I've talked at length about the reasons why all schools -- but especially colleges and universities -- should have a clearly written and well published "computer users' rights and responsibilities" document to go along with the institution's code of student conduct. In fact, before any student is granted an account on your university network they should be required to acknowledge and accept this document and agree to abide by it.
Most of you will say that that won't stop them from using your network to steal music and videos -- no matter what countermeasures you have in place. Well, maybe not. But, if your institution is committing a full-time employee to fielding complaints from the RIAA, maybe it's time to try something else.
Even if your institution is not being threatened by the RIAA, the costs of simply dealing with requests from the RIAA can be staggering and it's time to hold your students accountable. If threats won't do, then hit them were it hurts. Put a fine on their Bursar bills for each instance of theft reported to you. Then let them explain to their parents(most of whom are footing the bill) that the fine is for stealing music and that the next time they are caught, they could lose their computing privileges to boot. Then make them pass an online test regarding copyright infringement and it's implications.

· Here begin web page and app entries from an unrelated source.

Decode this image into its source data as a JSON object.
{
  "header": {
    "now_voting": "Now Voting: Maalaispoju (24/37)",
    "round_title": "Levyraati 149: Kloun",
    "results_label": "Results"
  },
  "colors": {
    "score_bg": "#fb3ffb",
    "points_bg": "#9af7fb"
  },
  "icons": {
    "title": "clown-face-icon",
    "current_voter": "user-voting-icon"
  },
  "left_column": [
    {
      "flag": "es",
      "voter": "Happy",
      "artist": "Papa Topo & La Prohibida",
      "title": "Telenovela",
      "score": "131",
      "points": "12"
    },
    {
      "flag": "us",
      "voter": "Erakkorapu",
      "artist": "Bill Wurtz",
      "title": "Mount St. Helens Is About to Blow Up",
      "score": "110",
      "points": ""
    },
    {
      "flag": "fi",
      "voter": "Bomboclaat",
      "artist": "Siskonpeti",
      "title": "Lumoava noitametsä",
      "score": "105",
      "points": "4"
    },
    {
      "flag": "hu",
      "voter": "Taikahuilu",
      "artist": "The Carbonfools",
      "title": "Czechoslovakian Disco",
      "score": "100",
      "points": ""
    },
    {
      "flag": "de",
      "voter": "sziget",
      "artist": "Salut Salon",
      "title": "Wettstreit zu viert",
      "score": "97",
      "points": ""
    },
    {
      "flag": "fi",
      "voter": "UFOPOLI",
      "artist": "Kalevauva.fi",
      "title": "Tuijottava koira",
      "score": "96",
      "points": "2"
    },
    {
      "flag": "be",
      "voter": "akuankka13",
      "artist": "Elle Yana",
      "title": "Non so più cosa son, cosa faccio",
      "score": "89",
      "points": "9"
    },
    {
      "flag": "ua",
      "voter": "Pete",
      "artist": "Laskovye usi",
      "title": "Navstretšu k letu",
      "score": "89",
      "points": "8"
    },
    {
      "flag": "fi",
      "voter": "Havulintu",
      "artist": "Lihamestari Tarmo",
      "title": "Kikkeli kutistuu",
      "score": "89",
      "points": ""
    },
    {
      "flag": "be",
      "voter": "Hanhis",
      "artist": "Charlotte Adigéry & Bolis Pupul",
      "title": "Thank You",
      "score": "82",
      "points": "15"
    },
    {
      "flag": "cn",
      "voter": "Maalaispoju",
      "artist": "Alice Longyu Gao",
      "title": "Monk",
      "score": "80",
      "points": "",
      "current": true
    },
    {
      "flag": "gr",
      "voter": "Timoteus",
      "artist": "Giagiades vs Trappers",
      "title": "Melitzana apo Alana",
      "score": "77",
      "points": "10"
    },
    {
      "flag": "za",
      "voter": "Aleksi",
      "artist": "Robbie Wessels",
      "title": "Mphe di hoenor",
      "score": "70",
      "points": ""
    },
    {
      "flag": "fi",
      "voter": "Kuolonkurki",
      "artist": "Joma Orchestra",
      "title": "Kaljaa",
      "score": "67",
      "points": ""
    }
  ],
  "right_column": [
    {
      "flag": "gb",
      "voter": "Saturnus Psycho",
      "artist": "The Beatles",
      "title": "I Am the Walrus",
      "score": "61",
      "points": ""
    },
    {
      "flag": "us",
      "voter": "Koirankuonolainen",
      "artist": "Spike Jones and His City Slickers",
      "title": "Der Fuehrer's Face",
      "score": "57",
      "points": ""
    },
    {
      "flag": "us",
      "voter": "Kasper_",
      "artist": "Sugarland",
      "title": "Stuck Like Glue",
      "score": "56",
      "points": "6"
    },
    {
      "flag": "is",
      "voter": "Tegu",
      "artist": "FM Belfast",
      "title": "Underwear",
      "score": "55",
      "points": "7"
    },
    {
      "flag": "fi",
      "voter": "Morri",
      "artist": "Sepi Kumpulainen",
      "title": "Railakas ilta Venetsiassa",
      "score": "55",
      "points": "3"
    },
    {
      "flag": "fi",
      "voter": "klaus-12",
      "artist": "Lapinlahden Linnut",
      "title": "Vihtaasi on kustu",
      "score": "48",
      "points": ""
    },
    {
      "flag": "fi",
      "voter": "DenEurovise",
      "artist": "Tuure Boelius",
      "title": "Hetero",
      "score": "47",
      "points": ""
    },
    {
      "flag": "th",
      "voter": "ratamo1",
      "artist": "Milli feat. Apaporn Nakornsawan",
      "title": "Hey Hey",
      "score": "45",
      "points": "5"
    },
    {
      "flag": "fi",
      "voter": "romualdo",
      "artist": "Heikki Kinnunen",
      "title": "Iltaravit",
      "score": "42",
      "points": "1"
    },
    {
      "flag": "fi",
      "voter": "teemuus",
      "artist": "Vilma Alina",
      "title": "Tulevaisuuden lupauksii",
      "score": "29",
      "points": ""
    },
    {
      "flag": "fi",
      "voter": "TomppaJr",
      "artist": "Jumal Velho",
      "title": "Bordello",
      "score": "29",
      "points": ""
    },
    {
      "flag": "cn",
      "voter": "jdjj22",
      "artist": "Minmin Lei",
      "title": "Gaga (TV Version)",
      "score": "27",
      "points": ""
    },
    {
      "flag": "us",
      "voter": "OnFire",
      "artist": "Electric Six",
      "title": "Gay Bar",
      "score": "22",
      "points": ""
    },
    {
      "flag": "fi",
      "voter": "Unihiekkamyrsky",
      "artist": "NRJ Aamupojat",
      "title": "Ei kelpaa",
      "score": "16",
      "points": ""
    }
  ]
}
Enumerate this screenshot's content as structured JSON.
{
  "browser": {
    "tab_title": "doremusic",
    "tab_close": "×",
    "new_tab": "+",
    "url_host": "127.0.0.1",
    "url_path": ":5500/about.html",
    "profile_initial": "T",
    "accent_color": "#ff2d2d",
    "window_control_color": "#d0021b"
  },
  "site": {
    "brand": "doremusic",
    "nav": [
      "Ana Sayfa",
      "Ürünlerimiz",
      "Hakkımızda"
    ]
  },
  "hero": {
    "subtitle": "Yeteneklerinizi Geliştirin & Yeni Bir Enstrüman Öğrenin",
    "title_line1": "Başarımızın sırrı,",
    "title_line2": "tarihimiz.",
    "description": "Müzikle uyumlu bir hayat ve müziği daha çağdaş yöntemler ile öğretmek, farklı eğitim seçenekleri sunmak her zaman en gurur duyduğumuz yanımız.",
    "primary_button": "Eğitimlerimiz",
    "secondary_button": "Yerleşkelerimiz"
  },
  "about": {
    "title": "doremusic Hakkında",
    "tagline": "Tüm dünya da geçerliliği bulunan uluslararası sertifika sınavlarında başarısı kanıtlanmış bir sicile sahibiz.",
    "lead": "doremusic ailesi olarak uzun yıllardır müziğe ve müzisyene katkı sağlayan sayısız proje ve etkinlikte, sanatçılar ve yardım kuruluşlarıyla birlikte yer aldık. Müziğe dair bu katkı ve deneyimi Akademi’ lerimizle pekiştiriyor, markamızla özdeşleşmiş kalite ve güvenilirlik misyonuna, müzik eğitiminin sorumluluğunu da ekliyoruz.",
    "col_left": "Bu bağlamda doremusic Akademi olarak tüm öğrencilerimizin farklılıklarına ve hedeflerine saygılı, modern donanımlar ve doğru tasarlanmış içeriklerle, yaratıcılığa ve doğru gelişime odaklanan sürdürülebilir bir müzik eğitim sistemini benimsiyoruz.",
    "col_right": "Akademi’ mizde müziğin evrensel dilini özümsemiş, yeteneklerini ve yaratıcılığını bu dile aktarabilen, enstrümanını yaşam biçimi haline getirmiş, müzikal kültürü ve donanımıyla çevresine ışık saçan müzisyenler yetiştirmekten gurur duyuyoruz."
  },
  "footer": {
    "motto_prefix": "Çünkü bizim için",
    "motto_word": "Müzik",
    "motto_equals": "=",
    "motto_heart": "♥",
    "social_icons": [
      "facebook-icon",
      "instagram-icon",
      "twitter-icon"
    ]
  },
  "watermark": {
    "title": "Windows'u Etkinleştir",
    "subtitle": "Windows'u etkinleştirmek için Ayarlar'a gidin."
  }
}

Like it or not, copyright infringement is stealing and it hurts nobody but the artists themselves who signed their rights away in exchange for royalties paid for each copy sold (not stolen). And, like it or not, nobody can seem to touch Kazaa and their ilk so it is left to mothers of bright (but undisciplined) children and the universities they attend (one of the few places sure to have a suitably robust network) to reign these kids in.